Ontario Health Minister Eric Hoskins says the provincial government will invest $222 million over three years to improve access to harm reduction services and addiction treatment amid an opioid crisis in the province.
"This is a public health crisis, provincially and nationally," Hoskins told reporters at St. Michael's Hospital in Toronto on Tuesday.
"This is a national crisis comprised of literally thousands of individual tragedies. Each life lost represents a valued individual, individuals that I view with decency, with respect, with dignity and with worth."
There were a total of 865 opioid deaths in the province in 2016, a 19 per cent increase from the previous year, Ontario's chief coroner Dr. Dirk Huyer said Tuesday.
According to a provincial government news release, the funding will be used to hire more front-line harm-reduction workers, expand the supply of naloxone, and create new rapid access addiction clinics. Naxolone is medication used to block the effects of opioids.
Hoskins said he, along with Ontario Premier Kathleen Wynne, are "stricken" by the magnitude of crisis and the number of overdose deaths related to opioid use in the province in recent months.
"I want to recognize the mothers, the fathers, the brothers and the sisters who have had to face the pain of losing a loved one as a result of an opioid overdose. Your voices are integral to the strategy's success and I'll continue to look to your wisdom as we fight this crisis together," he said.
Hoskins added he also recognizes the work being done by front-line health workers under "incredibly difficult and emotionally challenging circumstances."
The announcement comes a day after more than 700 health care workers called on Wynne in an open letter to declare a provincial emergency due to a "disturbing" increase in overdose deaths.
Hoskins said he decided not to declare a provincial emergency because the Ontario government already has the tools it needs to fight the opioid crisis, but has "answered that call with a highly substantial increase in funding."
A provincial emergency is typically short-term and short-lived and has a beginning and an end, he explained.
"This is a long term crisis and it's one that we need to fight and fight vigorously. But it is not finite."
Many of the deaths due to opioid use disorder involve young people, according to Huyer.
"There's a horrible number of deaths and many young people dying," he said.
Dr. David Williams, Ontario's chief medical officer of health and provincial overdose co-ordinator, told reporters that the crisis is "complex and multi-faceted."

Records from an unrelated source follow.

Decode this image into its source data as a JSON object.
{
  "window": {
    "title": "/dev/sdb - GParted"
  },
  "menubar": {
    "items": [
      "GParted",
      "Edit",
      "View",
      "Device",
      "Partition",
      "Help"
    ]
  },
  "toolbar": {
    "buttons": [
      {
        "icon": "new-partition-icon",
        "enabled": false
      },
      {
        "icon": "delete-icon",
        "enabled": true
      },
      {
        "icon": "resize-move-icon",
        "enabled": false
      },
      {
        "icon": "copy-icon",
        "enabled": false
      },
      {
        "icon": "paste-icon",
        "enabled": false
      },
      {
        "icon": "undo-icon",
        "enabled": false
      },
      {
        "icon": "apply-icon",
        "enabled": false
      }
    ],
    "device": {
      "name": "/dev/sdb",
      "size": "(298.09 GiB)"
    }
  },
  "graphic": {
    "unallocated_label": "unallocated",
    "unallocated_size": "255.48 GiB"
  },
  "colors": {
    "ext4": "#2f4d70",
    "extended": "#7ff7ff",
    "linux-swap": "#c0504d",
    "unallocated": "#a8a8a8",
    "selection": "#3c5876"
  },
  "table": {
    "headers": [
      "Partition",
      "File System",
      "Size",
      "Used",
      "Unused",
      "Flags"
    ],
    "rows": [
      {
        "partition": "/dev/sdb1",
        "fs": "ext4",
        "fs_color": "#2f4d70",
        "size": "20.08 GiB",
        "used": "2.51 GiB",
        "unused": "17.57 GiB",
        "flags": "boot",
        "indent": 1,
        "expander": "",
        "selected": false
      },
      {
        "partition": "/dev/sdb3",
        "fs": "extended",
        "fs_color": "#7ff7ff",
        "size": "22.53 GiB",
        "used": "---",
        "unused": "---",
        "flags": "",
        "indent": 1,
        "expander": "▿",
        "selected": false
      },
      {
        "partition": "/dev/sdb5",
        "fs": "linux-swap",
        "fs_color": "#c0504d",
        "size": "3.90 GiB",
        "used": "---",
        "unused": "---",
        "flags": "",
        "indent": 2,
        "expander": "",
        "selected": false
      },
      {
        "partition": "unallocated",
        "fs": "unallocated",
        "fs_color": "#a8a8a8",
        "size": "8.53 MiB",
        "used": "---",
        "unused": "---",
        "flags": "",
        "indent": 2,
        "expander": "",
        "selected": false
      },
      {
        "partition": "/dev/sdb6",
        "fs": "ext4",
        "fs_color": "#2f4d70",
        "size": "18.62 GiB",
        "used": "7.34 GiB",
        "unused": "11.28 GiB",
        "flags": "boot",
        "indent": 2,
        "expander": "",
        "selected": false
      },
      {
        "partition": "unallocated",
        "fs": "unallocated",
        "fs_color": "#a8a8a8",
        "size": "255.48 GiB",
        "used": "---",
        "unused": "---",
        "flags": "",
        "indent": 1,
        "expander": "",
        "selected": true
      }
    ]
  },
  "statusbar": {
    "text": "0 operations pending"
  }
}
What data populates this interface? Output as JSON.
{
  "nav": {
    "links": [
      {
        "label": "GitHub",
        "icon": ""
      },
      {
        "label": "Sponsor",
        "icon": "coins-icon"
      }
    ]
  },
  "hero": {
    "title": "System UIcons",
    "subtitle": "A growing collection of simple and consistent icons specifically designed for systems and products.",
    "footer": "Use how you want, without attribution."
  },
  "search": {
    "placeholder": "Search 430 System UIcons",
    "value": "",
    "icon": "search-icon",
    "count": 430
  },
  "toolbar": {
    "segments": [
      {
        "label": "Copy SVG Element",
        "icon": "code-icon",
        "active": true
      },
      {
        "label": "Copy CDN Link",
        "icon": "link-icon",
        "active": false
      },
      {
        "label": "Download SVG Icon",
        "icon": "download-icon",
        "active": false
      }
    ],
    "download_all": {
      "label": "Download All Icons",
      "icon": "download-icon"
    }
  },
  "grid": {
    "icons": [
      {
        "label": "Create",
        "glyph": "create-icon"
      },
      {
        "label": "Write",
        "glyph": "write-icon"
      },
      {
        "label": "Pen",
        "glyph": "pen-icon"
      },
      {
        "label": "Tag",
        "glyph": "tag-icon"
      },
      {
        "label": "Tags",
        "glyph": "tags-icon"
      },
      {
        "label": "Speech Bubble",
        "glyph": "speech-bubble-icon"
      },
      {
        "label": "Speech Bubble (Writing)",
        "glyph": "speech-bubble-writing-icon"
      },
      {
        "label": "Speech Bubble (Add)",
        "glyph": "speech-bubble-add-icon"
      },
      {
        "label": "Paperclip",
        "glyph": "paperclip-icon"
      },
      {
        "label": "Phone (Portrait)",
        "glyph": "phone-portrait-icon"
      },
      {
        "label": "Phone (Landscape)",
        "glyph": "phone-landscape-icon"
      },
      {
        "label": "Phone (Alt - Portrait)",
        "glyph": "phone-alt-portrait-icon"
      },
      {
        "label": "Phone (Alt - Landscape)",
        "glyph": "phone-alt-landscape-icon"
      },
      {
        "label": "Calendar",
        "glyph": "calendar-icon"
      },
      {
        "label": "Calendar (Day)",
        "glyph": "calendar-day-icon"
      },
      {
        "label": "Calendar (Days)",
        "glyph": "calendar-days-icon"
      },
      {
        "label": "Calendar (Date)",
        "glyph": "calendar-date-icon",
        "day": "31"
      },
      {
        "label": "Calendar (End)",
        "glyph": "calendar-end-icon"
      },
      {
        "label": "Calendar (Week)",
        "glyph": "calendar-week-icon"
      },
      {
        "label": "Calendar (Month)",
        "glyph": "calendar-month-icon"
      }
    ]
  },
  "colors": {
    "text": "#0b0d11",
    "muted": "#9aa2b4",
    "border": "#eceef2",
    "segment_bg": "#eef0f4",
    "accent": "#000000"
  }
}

Williams noted the opioid crisis is found throughout the province and the response, with the help of the new funding, will be adapted to each community.
"One of the best things we can do to help those struggling with addiction is ensure that when the people reach out for help, it's there for them," Williams said.
According to the provincial government, the funding includes:
- More than $15 million to support health-care providers on appropriate pain management and opioid prescribing;
- More than $7.6 million to increase addictions treatment in primary care;
- $70 million in long-term support for people who have addiction disorders;
- $9 million to add more front-line harm-reduction outreach workers in communities across the province;
- And, beginning in 2018-19, $20 million over two years for specialized support for Indigenous communities and developmentally appropriate care for youth.
Hoskins said the government will continue to consult health care workers in the coming months if more action is needed.
"The lives of drug users and people living with addiction matter," he said.
"You are valued and important. You are not alone. You deserve high quality care that is dignified and compassionate. When you seek help, there should be no wrong door."